──────── Data for this exercise ────────

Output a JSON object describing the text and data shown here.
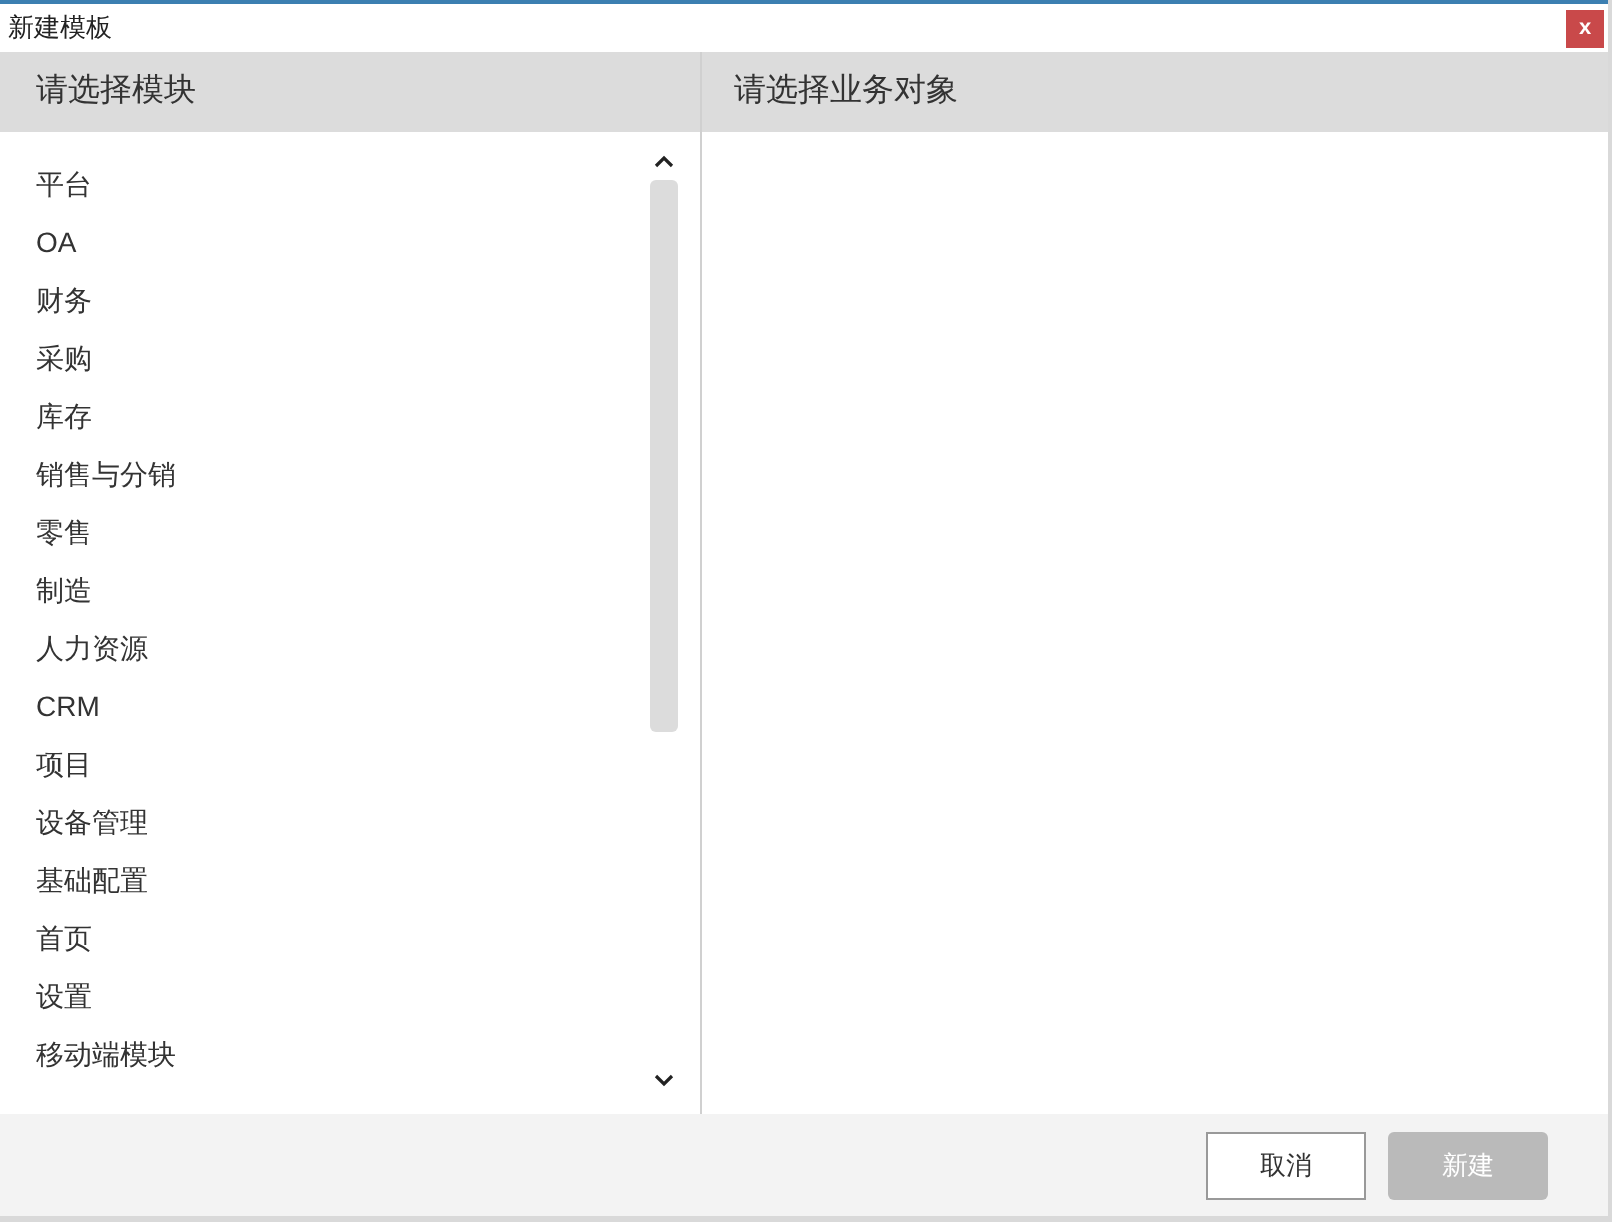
{
  "window": {
    "title": "新建模板",
    "close": "x"
  },
  "modules": {
    "header": "请选择模块",
    "items": [
      {
        "label": "平台",
        "selected": false
      },
      {
        "label": "OA",
        "selected": false
      },
      {
        "label": "财务",
        "selected": false
      },
      {
        "label": "采购",
        "selected": false
      },
      {
        "label": "库存",
        "selected": false
      },
      {
        "label": "销售与分销",
        "selected": false
      },
      {
        "label": "零售",
        "selected": false
      },
      {
        "label": "制造",
        "selected": false
      },
      {
        "label": "人力资源",
        "selected": false
      },
      {
        "label": "CRM",
        "selected": false
      },
      {
        "label": "项目",
        "selected": false
      },
      {
        "label": "设备管理",
        "selected": false
      },
      {
        "label": "基础配置",
        "selected": false
      },
      {
        "label": "首页",
        "selected": false
      },
      {
        "label": "设置",
        "selected": false
      },
      {
        "label": "移动端模块",
        "selected": false
      }
    ]
  },
  "objects": {
    "header": "请选择业务对象"
  },
  "buttons": [
    {
      "label": "取消",
      "disabled": false
    },
    {
      "label": "新建",
      "disabled": true
    }
  ]
}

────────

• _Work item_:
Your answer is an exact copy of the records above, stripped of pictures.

• _Finished task_:
Output a JSON object describing the text and data shown here.
{
  "window": {
    "title": "新建模板",
    "close": "x"
  },
  "modules": {
    "header": "请选择模块",
    "items": [
      {
        "label": "平台",
        "selected": false
      },
      {
        "label": "OA",
        "selected": false
      },
      {
        "label": "财务",
        "selected": false
      },
      {
        "label": "采购",
        "selected": false
      },
      {
        "label": "库存",
        "selected": false
      },
      {
        "label": "销售与分销",
        "selected": false
      },
      {
        "label": "零售",
        "selected": false
      },
      {
        "label": "制造",
        "selected": false
      },
      {
        "label": "人力资源",
        "selected": false
      },
      {
        "label": "CRM",
        "selected": false
      },
      {
        "label": "项目",
        "selected": false
      },
      {
        "label": "设备管理",
        "selected": false
      },
      {
        "label": "基础配置",
        "selected": false
      },
      {
        "label": "首页",
        "selected": false
      },
      {
        "label": "设置",
        "selected": false
      },
      {
        "label": "移动端模块",
        "selected": false
      }
    ]
  },
  "objects": {
    "header": "请选择业务对象"
  },
  "buttons": [
    {
      "label": "取消",
      "disabled": false
    },
    {
      "label": "新建",
      "disabled": true
    }
  ]
}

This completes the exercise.